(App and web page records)

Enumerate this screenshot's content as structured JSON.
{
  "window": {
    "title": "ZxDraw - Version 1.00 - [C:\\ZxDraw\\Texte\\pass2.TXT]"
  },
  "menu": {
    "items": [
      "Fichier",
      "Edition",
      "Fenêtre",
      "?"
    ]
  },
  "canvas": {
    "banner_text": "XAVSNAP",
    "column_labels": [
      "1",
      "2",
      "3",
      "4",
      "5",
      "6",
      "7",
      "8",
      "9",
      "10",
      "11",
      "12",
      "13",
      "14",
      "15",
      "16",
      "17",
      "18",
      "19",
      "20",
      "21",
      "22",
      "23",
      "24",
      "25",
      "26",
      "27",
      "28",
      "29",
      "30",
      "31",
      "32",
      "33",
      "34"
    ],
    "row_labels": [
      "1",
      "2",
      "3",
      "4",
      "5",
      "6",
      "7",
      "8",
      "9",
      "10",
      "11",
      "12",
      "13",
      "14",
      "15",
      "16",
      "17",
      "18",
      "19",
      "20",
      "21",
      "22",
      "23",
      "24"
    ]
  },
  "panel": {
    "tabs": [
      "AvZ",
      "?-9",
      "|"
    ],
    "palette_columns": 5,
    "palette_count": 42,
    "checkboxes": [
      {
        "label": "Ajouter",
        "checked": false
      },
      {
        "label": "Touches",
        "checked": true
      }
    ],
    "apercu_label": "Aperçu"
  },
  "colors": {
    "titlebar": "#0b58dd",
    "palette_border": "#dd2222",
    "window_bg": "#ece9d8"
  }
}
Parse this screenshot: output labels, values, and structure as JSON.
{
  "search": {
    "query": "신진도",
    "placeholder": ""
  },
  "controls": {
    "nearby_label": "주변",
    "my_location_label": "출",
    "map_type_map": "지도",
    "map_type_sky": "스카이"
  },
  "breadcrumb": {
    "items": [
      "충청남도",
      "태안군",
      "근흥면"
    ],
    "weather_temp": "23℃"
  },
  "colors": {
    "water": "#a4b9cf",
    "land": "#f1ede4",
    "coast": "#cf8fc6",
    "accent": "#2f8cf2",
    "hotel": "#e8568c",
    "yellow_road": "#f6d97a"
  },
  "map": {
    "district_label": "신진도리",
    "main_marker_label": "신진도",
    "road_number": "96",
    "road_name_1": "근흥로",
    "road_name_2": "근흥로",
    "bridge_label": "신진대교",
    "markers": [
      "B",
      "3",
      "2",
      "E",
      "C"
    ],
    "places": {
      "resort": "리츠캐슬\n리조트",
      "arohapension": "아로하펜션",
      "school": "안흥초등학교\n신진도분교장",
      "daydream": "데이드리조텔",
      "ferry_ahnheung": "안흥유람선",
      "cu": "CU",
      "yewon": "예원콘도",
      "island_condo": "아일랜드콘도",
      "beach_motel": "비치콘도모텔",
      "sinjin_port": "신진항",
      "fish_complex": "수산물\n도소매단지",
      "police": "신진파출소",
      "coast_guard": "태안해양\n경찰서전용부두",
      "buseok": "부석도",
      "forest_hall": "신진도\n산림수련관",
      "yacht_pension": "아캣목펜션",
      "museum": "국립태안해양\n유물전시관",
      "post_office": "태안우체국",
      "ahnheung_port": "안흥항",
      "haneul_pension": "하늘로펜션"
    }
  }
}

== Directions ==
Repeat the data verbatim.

== Written reply ==
Enumerate this screenshot's content as structured JSON.
{
  "window": {
    "title": "ZxDraw - Version 1.00 - [C:\\ZxDraw\\Texte\\pass2.TXT]"
  },
  "menu": {
    "items": [
      "Fichier",
      "Edition",
      "Fenêtre",
      "?"
    ]
  },
  "canvas": {
    "banner_text": "XAVSNAP",
    "column_labels": [
      "1",
      "2",
      "3",
      "4",
      "5",
      "6",
      "7",
      "8",
      "9",
      "10",
      "11",
      "12",
      "13",
      "14",
      "15",
      "16",
      "17",
      "18",
      "19",
      "20",
      "21",
      "22",
      "23",
      "24",
      "25",
      "26",
      "27",
      "28",
      "29",
      "30",
      "31",
      "32",
      "33",
      "34"
    ],
    "row_labels": [
      "1",
      "2",
      "3",
      "4",
      "5",
      "6",
      "7",
      "8",
      "9",
      "10",
      "11",
      "12",
      "13",
      "14",
      "15",
      "16",
      "17",
      "18",
      "19",
      "20",
      "21",
      "22",
      "23",
      "24"
    ]
  },
  "panel": {
    "tabs": [
      "AvZ",
      "?-9",
      "|"
    ],
    "palette_columns": 5,
    "palette_count": 42,
    "checkboxes": [
      {
        "label": "Ajouter",
        "checked": false
      },
      {
        "label": "Touches",
        "checked": true
      }
    ],
    "apercu_label": "Aperçu"
  },
  "colors": {
    "titlebar": "#0b58dd",
    "palette_border": "#dd2222",
    "window_bg": "#ece9d8"
  }
}
Parse this screenshot: output labels, values, and structure as JSON.
{
  "search": {
    "query": "신진도",
    "placeholder": ""
  },
  "controls": {
    "nearby_label": "주변",
    "my_location_label": "출",
    "map_type_map": "지도",
    "map_type_sky": "스카이"
  },
  "breadcrumb": {
    "items": [
      "충청남도",
      "태안군",
      "근흥면"
    ],
    "weather_temp": "23℃"
  },
  "colors": {
    "water": "#a4b9cf",
    "land": "#f1ede4",
    "coast": "#cf8fc6",
    "accent": "#2f8cf2",
    "hotel": "#e8568c",
    "yellow_road": "#f6d97a"
  },
  "map": {
    "district_label": "신진도리",
    "main_marker_label": "신진도",
    "road_number": "96",
    "road_name_1": "근흥로",
    "road_name_2": "근흥로",
    "bridge_label": "신진대교",
    "markers": [
      "B",
      "3",
      "2",
      "E",
      "C"
    ],
    "places": {
      "resort": "리츠캐슬\n리조트",
      "arohapension": "아로하펜션",
      "school": "안흥초등학교\n신진도분교장",
      "daydream": "데이드리조텔",
      "ferry_ahnheung": "안흥유람선",
      "cu": "CU",
      "yewon": "예원콘도",
      "island_condo": "아일랜드콘도",
      "beach_motel": "비치콘도모텔",
      "sinjin_port": "신진항",
      "fish_complex": "수산물\n도소매단지",
      "police": "신진파출소",
      "coast_guard": "태안해양\n경찰서전용부두",
      "buseok": "부석도",
      "forest_hall": "신진도\n산림수련관",
      "yacht_pension": "아캣목펜션",
      "museum": "국립태안해양\n유물전시관",
      "post_office": "태안우체국",
      "ahnheung_port": "안흥항",
      "haneul_pension": "하늘로펜션"
    }
  }
}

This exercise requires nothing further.